That last sentence was a joke, but the rest of the paragraph is a true recount of another of my brushes with contemporary Catholic greatness. (I trust the reader senses my self-deprecating sarcasm.)

My favorite McInerny book is his St. Thomas Aquinas. I think it’s a masterpiece (whereas his First Glance at Thomas Aquinas is pretty bad, though I can’t remember why I disliked it so much). Unfortunately, St. Thomas Aquinas was hard to find in the past. It first came out in 1977 and had apparently fallen out of print periodically. It’s currently printed by University of Notre Dame Press, and has been for quite a few years now. I’m optimistic it’ll remain in print for a long time.

It’s a nifty little book, about 170 pages, divided into about 35 chapters and sub-sections, so it’s easy to bite off small chunks (such MTV-attention-span approaches weren’t common back in the 1970s). The reader will be rewarded with biography, history, (lots of) philosophy, and theology. My copy is heavily underlined. Expect many quotes from it here at TDE, like this one:

“The will is a power whose object is the end and good. A thing is called good to the degree that it is an object of desire, of appetency. And of course something is desired insofar as it is regarded as perfective of the desirer.”

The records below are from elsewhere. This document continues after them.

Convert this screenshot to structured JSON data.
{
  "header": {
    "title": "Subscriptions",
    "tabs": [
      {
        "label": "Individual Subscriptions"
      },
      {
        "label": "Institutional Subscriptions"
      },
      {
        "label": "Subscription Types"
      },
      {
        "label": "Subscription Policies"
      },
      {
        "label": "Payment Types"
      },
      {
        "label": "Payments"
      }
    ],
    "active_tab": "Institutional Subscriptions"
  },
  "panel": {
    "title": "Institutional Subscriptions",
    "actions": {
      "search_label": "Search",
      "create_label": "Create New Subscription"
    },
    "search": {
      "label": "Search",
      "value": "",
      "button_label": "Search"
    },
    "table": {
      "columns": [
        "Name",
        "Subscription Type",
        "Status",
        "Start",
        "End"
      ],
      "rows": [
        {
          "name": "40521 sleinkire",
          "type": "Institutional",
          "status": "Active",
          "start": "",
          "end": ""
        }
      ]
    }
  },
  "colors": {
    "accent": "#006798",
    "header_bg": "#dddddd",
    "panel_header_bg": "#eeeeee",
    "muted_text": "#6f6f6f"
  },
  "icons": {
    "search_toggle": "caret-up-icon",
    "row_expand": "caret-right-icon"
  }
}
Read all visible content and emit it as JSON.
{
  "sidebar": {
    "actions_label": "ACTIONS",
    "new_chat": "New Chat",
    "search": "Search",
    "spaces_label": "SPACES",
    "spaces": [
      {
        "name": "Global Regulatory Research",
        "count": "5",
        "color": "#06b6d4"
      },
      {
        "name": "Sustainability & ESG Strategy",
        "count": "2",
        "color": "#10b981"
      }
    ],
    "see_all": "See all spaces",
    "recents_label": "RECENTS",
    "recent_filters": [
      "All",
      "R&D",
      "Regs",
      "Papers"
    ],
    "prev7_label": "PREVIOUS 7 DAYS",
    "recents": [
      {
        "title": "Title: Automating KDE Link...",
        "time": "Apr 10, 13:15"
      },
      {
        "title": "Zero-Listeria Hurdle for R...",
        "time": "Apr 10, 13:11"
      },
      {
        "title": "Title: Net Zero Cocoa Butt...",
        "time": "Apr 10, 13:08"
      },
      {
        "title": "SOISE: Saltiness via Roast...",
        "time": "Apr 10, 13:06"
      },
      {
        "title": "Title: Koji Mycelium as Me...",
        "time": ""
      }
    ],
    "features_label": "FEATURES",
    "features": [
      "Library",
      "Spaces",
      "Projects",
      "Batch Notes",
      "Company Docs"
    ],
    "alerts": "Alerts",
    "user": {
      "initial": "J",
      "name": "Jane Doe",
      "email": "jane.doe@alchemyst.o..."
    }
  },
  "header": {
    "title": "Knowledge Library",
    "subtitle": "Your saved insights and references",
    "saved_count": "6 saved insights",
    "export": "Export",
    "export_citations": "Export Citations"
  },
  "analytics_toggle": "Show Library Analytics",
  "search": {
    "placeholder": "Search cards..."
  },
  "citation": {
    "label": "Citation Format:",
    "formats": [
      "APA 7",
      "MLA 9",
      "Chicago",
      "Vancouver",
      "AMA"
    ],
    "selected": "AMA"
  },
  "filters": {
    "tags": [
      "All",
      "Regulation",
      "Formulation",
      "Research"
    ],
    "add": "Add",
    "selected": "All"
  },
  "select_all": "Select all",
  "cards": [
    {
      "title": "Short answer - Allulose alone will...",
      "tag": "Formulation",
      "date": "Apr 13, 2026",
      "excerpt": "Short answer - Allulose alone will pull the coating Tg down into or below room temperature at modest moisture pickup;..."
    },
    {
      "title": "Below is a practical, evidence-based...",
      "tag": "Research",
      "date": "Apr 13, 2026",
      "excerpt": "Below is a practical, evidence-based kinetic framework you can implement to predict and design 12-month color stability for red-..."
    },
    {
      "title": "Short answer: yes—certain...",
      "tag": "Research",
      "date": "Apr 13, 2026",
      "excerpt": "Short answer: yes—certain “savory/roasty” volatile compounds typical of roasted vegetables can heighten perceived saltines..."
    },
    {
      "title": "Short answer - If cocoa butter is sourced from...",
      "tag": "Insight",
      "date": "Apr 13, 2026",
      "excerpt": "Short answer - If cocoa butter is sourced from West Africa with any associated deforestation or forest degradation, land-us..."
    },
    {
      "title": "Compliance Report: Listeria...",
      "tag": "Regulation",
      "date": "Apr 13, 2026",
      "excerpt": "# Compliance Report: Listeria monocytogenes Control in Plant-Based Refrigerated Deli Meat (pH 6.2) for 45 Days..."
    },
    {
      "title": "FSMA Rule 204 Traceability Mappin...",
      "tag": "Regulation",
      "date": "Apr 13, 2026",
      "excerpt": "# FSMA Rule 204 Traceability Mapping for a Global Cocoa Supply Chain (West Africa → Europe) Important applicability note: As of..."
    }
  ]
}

Ideally, I’ll offer some commentary on such arguably dry philosophical statements like this, but even if I don’t, each such quote will be worth thinking about. STA, after all, is the philosopher of common sense, pointing out things that everyone knows but, at the same time, lead upwards.